    Are you planning to undertake the same analysis for (say) the top five significant but non metropolitan provincial locations? I’m thinking Gold Coast etc, non capital but significant population.

  24. zoomster

    I thought whether or not the Greens vote has increased was still largely a matter of conjecture, as newspoll changed its polling to deliberately favour the Greens since the last election.

    Until we have another election, we don’t know whether Newspoll’s new methodology is accurate.

    From memory – I think I had a look at them before Christmas, and have lost a few braincells since – Morgan and other pollsters don’t show the same strength for the Greens that Newspoll does (Morgan’s figures swing widely for the Greens, but the basic pattern seems very similar to before the last election, with perhaps a slight increase, 1% or so).

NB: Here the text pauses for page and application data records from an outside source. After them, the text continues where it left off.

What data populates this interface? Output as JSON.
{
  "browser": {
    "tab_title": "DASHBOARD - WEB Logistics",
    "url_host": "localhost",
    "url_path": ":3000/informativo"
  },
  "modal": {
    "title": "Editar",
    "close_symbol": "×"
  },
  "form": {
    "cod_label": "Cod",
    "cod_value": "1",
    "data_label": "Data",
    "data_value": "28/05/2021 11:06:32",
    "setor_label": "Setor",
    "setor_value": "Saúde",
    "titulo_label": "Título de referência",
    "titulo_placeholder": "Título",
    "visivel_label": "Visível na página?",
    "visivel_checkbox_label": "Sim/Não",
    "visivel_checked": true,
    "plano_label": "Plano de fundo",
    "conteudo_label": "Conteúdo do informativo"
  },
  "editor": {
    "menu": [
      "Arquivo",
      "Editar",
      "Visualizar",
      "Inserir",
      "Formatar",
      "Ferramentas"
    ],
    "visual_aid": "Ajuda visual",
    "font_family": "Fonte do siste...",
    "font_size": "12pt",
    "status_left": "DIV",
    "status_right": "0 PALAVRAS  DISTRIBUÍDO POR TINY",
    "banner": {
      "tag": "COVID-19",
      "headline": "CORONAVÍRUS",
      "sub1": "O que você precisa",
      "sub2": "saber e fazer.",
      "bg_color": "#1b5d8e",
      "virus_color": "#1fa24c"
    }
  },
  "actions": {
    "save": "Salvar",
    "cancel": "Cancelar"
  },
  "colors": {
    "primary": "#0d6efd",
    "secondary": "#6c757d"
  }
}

  25. Possum Comitatus

    Doug,

    What ever the issue(s) may be for the increased Green vote, we unfortunately don’t have enough of the type of polling data required that would let us know. Asking why respondents are voting for a particular party isnt something that Oz pollsters focus a lot on – and being a rather difficult exercise in and of itself doesnt help!

    Jimmy – sorry about that. It’s on my list of things to do before Monday. I havent got the Vic or SA figures updated yet either (though I now can as Newspoll has published the Vic numbers on their site).

  26. JimmyD

    Poss, I know this is completely unrelated to this post, but you haven’t updated the NSW state govt polling sidebar for the Nov-Dec Newspoll.

  27. doug hynd

    Does your comment on the lack of evidence for minor party vote parking imply that the increased Green vote is being driven by some specific factors – like discontent over response to global warming?

  28. Tweets that mention The Liberal Party Disaster in the Capital Cities – Pollytics -- Topsy.com

    […] This post was mentioned on Twitter by Jeff Waugh, Pollytics. Pollytics said: The Liberal Party Disaster in the Capital Cities http://is.gd/5Q1sv A closer look at political dynamics in the nation's capitals […]